Several of the Affordable Care Act’s (ACA) key provisions are aimed specifically at children, but much of the law focuses on covering the larger uninsured population of adults without dependent children. As states focus on implementing these ACA coverage programs and other systemic changes by January 1, 2014, it will be important that children’s coverage remains a priority as well. This report explains some challenges and opportunities for making health care reform work for children. The report, developed with the support of The Atlantic Philanthropies, draws upon lessons learned from state Medicaid and Children’s Health Insurance Programs (CHIP), federal policy, and relevant research. 
Center for Studying Health System Change and California HealthCare Foundation

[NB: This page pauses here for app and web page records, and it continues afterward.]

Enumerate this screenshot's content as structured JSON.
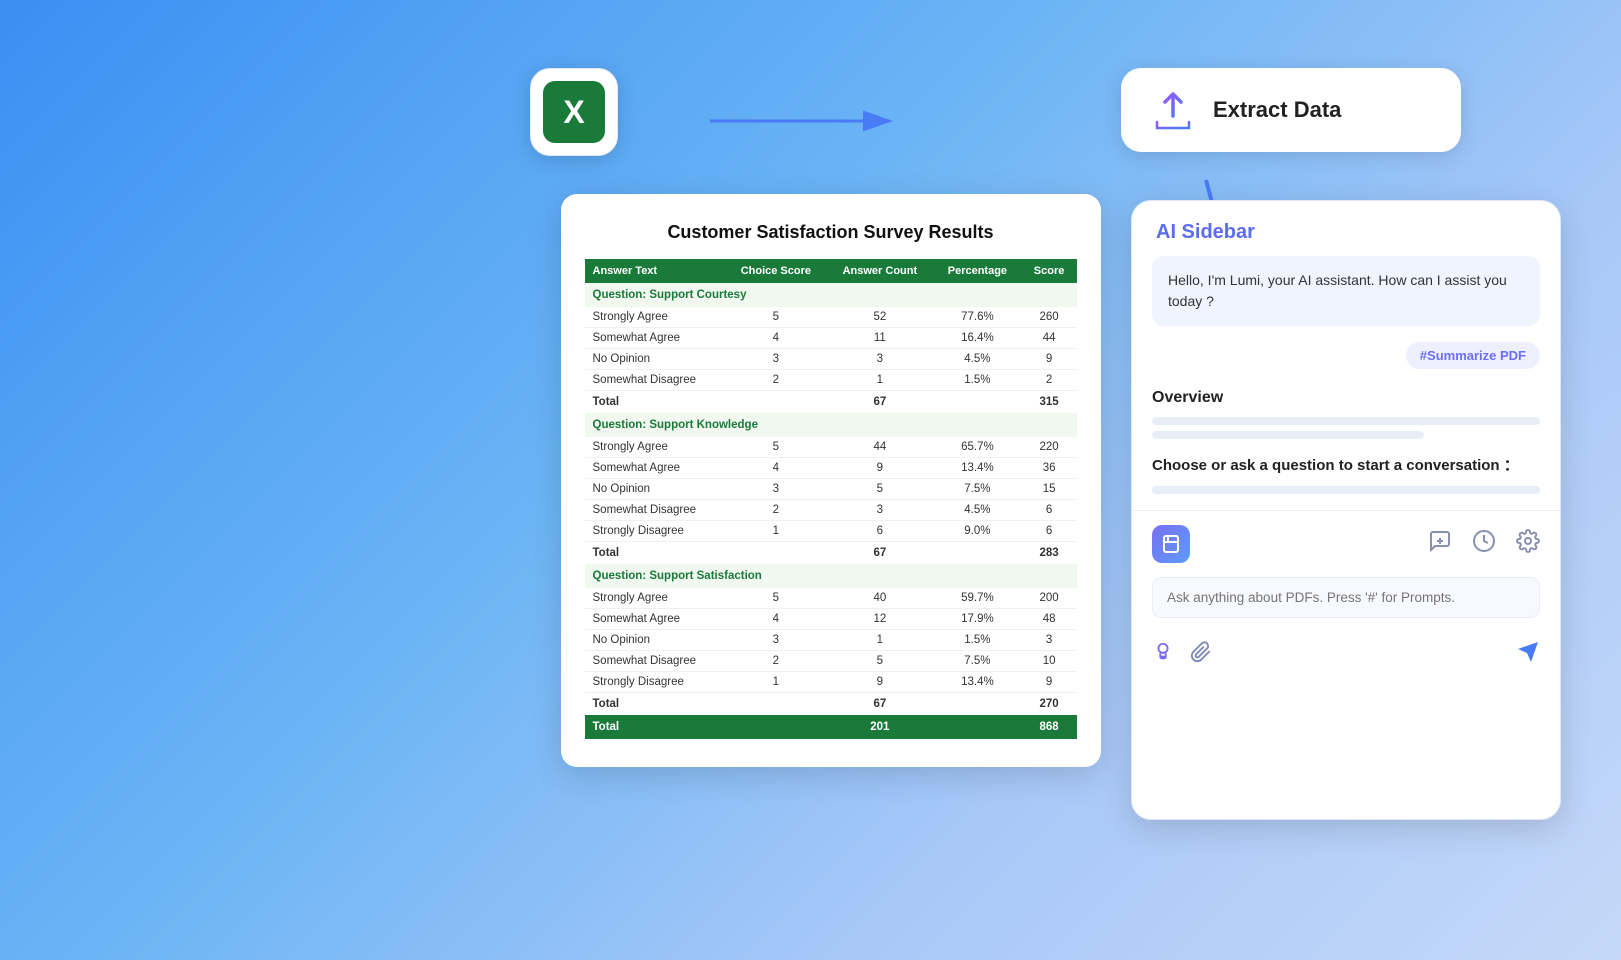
{
  "sheet": {
    "title": "Customer Satisfaction Survey Results",
    "columns": [
      "Answer Text",
      "Choice Score",
      "Answer Count",
      "Percentage",
      "Score"
    ],
    "sections": [
      {
        "header": "Question: Support Courtesy",
        "rows": [
          {
            "text": "Strongly Agree",
            "score": "5",
            "count": "52",
            "pct": "77.6%",
            "total": "260"
          },
          {
            "text": "Somewhat Agree",
            "score": "4",
            "count": "11",
            "pct": "16.4%",
            "total": "44"
          },
          {
            "text": "No Opinion",
            "score": "3",
            "count": "3",
            "pct": "4.5%",
            "total": "9"
          },
          {
            "text": "Somewhat Disagree",
            "score": "2",
            "count": "1",
            "pct": "1.5%",
            "total": "2"
          }
        ],
        "total": {
          "label": "Total",
          "count": "67",
          "score": "315"
        }
      },
      {
        "header": "Question: Support Knowledge",
        "rows": [
          {
            "text": "Strongly Agree",
            "score": "5",
            "count": "44",
            "pct": "65.7%",
            "total": "220"
          },
          {
            "text": "Somewhat Agree",
            "score": "4",
            "count": "9",
            "pct": "13.4%",
            "total": "36"
          },
          {
            "text": "No Opinion",
            "score": "3",
            "count": "5",
            "pct": "7.5%",
            "total": "15"
          },
          {
            "text": "Somewhat Disagree",
            "score": "2",
            "count": "3",
            "pct": "4.5%",
            "total": "6"
          },
          {
            "text": "Strongly Disagree",
            "score": "1",
            "count": "6",
            "pct": "9.0%",
            "total": "6"
          }
        ],
        "total": {
          "label": "Total",
          "count": "67",
          "score": "283"
        }
      },
      {
        "header": "Question: Support Satisfaction",
        "rows": [
          {
            "text": "Strongly Agree",
            "score": "5",
            "count": "40",
            "pct": "59.7%",
            "total": "200"
          },
          {
            "text": "Somewhat Agree",
            "score": "4",
            "count": "12",
            "pct": "17.9%",
            "total": "48"
          },
          {
            "text": "No Opinion",
            "score": "3",
            "count": "1",
            "pct": "1.5%",
            "total": "3"
          },
          {
            "text": "Somewhat Disagree",
            "score": "2",
            "count": "5",
            "pct": "7.5%",
            "total": "10"
          },
          {
            "text": "Strongly Disagree",
            "score": "1",
            "count": "9",
            "pct": "13.4%",
            "total": "9"
          }
        ],
        "total": {
          "label": "Total",
          "count": "67",
          "score": "270"
        }
      }
    ],
    "grand_total": {
      "label": "Total",
      "count": "201",
      "score": "868"
    }
  },
  "extract_card": {
    "title": "Extract Data"
  },
  "excel_icon": {
    "letter": "X"
  },
  "ai_sidebar": {
    "title": "AI Sidebar",
    "greeting": "Hello, I'm Lumi, your AI assistant. How can I assist you today ?",
    "hashtag": "#Summarize PDF",
    "overview_title": "Overview",
    "conversation_prompt": "Choose or ask a question to start a conversation ：",
    "input_placeholder": "Ask anything about PDFs. Press '#' for Prompts."
  }
}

This issue brief examines the status of community safety-net systems in six regions in California. Under the federal Patient Protection and Affordable Care Act (ACA), large numbers of Californians will become eligible for Medi-Cal in 2014. Even with federal resources to help safety-net providers prepare, however, communities with weaker safety-net systems are lagging in reform preparations. As a result, low-income people in those communities may be left without health coverage and timely access to health care services. Even well-prepared regions will need time and assistance to help people gain health care coverage.
Delivery System Redesign
Harvey L. Neiman Health Policy Institute
Many initiatives are underway to redesign health care delivery and payment systems to curb rising costs while maintaining, and ideally improving, the overall quality of care. Whether in the form of Accountable Care Organizations, Patient-Centered Medical Homes, or various other models for payment reductions coupled with shared-savings incentives, the common feature of these systems is an increased shift of risk—for both cost and quality—to providers. Although most early efforts have focused on integrated care delivery models, with primary care providers at the center serving as gatekeepers to manage service utilization, powerful opportunities exist for physician specialists as well. This Neiman Report highlights two of several emerging models being developed by the Harvey L. Neiman Health Policy Institute designed to align provision and payment of specialty care with efforts to ensure a sustainable, high quality health care system.
Aligning Forces for Quality
While fee-for-service remains the dominant approach to paying for health care in the United States, multiple local and regional initiatives have sought to demonstrate that other payment schemes can do better—that they can achieve higher quality and better overall outcomes, greater efficiency, and lower or at least controlled costs. Bundled payment (BP) is one such alternative. Bundled payment is the concept of paying a fixed dollar amount to cover a set of services, as an episode of care over a defined period. Because of the fixed price, providers are encouraged to hold variable costs down; yet BP programs usually require providers to satisfy a minimum set of quality metrics in order to receive payment, thus ensuring providers do not skimp on care. This paper examines issues confronted by two AF4Q communities that are considering or implementing BP initiatives.